Ames (Stephen Rea) and Byron (Seán McGinley), however, are dim about women: what they want, what they need, and (especially) how to live without them once they're gone. Byron's arrived at Ames's secluded country retreat following the breakup of Ames's marriage due to a passing infidelity; Byron's separated from his wife, too, for darker reasons. The men have been friends for decades, sharing the comings and goings of their various flings and flames, an addictive distate for the mysteries women thrust upon them, and a fondness for bourbon.
All these elements - plus a combative ceiling fan - play crucial roles in Shepard's sharp-eyed exploration of smart men behaving stupidly. Though the ostensible pilot light for the action is male-female romance, and that doesn't lack impact (especially in a moving late speech by Byron about the aftermath of his marriage), far more bracing is the men's relationship with each other. It swerves between caustic, violent, brotherly, and soul-mate searing, often within a single exchange as the two try to discover who they are and what brought them here.
Shepard posits many tasty ideas - Byron and Ames are two halves of a single existence (Byron seems to have magically experienced many crucial moments in Ames's life), they're considered thinkers one moment and gun-toting animals (let's just say things don't end well for that fan) - but settles on the notion that they, like all men, can't be easily defined. Most germane is their burning curiosity to evolve beyond creatures who just look at the moon, but they're both married to the understanding that they probably can't.

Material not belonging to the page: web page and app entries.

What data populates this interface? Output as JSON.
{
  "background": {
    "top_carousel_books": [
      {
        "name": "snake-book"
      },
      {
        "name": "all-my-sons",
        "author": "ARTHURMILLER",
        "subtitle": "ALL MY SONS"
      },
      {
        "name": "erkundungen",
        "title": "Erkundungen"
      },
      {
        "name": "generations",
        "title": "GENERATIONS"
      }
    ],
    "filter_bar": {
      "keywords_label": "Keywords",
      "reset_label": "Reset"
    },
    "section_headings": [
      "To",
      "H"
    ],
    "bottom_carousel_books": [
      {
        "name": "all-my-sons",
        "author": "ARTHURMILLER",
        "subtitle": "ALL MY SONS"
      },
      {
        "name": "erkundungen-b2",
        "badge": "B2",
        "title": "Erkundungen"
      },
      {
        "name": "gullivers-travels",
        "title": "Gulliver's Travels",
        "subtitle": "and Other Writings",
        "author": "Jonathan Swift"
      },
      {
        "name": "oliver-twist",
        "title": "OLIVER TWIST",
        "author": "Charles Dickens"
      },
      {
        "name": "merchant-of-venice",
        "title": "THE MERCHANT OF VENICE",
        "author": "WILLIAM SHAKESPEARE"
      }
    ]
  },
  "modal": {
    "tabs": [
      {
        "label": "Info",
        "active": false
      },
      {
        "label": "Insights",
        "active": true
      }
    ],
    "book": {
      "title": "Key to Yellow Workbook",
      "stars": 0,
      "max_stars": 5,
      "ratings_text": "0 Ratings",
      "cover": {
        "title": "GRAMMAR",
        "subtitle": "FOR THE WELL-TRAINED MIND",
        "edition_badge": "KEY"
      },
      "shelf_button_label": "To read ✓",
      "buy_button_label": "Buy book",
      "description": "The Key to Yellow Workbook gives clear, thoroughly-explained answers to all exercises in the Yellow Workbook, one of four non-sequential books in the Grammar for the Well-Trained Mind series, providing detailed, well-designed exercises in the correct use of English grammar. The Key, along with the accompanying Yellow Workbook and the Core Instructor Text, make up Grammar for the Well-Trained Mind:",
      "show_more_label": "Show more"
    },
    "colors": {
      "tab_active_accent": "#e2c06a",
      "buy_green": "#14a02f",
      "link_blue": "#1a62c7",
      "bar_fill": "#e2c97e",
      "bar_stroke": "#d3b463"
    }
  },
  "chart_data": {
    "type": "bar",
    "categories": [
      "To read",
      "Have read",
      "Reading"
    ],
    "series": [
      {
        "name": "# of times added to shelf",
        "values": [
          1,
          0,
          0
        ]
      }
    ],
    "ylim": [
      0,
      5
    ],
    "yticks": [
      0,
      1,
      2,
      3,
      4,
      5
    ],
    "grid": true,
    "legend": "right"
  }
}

Rea and McGillin are an electric pairing, the former's rough-and-ready brashness a pungent alternative to the latter's low-key common sense. But both convince utterly as world-weary dopes at the end of their chains, with each facing the possibility (in a different, debilitating way) that their preferred companionship is gone and they might have to spend the rest of their lives with (gasp) each other.
Fay's direction is to-the-point forceful, surging as steadily as a high tide during a storm, and Brien Vahey's dilapidated shack set and Paul Keogan's light flesh out the boundaries of an equally unsteady world. But it's Shepard, Rea, and McGillin who most severely illuminate the shadowy interiors of men who'd prefer to remain enigmas, living and loving without fear of the consequences. That won't stop the inevitable from arriving, of course, but it may make it easier to cope with once it does.
Or maybe not. Ages of the Moon reminds that men, believe it or not, have feelings, too, and even if they can't be understood by women - or understand them in return - they're as driving a force as the moon itself has been since the beginning of time. Shepard stops just short of declaring which he and his characters feel is the more mysterious, but Ages of the Moon makes the journey to that inconclusive conclusion at least as enjoyable and enlightening as a night spent stargazing.
Ages of the Moon